There’ll be many among the Aberdeen support who would like the opportunity to take on Rangers in a national cup final, to avenge the recent Pittodrie defeat. Plus, there is more chance of success.

Yet, the main aim has been accomplished. To get there. To be involved in the denouement of the season, in what is usually a sun-drenched Mount Florida.

Half an hour had barely passed and the Dons had one foot in the final, while the other on its way Thirty minutes of game-time later and Aberdeen’s toes had been stubbed as Hibs pushed back.

Despite second-placed league finishes, while heading for a third. And despite League Cup success in 2014, this Aberdeen side have been accused of dropping their bottle when it matters. Something which their opponents know all about. Or should we say knew all about.

In previous semi-finals Aberdeen had lost out to both Dundee United and St Johnstone, the latter in the Scottish Cup the former in the League Cup. Even the Betfred Cup semi-final against Greenock Morton Aberdeen just about got over the line.

McInnes made reference to the St Johnstone and Dundee United matches in his post-match interview. Hinting that in the past Aberdeen would have went the whole haul having been pegged back from leading by two goals and lost the game.

Even if that looked like being the case they found what was needed to win. Grit to stay in the game, keeping Hibs from creating too many opportunities. And that, often illusive, quality: luck.

Early on, it looked like it would simply be a case of Aberdeen having far too much quality for Hibs. They took the initiative early on, pressing Hibs intently, playing positively. They seemed determined to hammer home their status as the country’s second best team. They could have scored a third after Ryan Christie’s free-kick had added to Adam Rooney’s strike in 11 seconds. If they had they would have been heading north with both a dominant performance and emphatic result.

However, the dynamic changed when Grant Holt was introduced and Hibs bypassed the press, going more direct, not allowing Aberdeen to hunt in packs deep in their half.

The Edinburgh side displayed the qualities which have caused so much difficulty for Premiership teams in the last three years. During their Championship sojourn the Hibees have played 14 games against top tier opposition. In 90 minutes they have only lost twice.

They will be competitive next season. Already, they have a team that is widely recognised as top-six. Smart recruitment to add to a steely spine, sprinkled with craft, will see Hibs pushing Rangers and Aberdeen in the upper echelons of the Premiership table. They’ve already got to work doing just that with the addition of Danny Swanson.

While he accused his players of putting in a pathetic performance, Neil Lennon will also be ruing getting his tactics wrong.
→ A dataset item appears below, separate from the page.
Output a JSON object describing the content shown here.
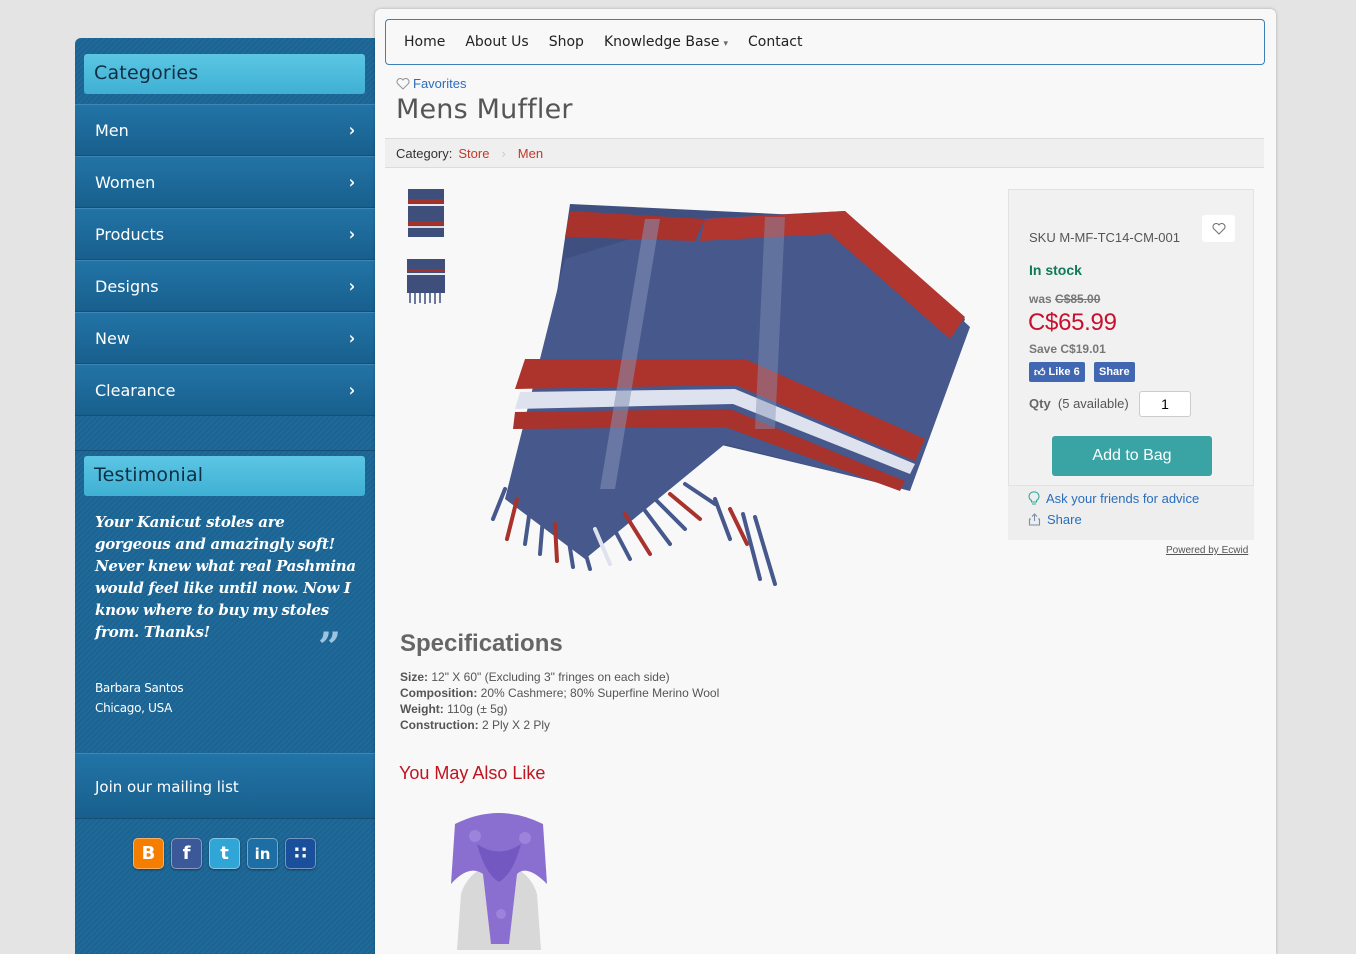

But he showed his ability to be proactive – far too many managers are reactive – and make a crucial change to swing the game.

Those 90 minutes on Saturday afternoon should excite the neutral Scottish football fan at the prospect of these two teams facing off at least four times next season. As well as the battles with Heart of Midlothian, Rangers, Celtic, St Johnstone and more. There is going to be a lot of excitement, a lot of bloodied noses, a lot of ups and downs. It is going to be fantastic,.

A fantastic Hibs support paid tribute to their heroes for the journey they’ve been on these last few years. Such is the nature of football fans, many would have booed or slouched off to the pub or home. But the 20,000 plus from the capital recognised what their team, their players, had achieved, giving them something to shout about, bringing them closer to their club.

They can now enjoy the remaining weeks as a Championship club, while looking ahead to a brighter future.

But the immediate present is about Aberdeen. The Dons did what they had to do to get back to Hampden and gives more credence to the job carried out by McInnes. Another final and another likely second-place.

He has talked of creating a legacy. If they can overcome either Celtic or Rangers next month that legacy will be set in stone.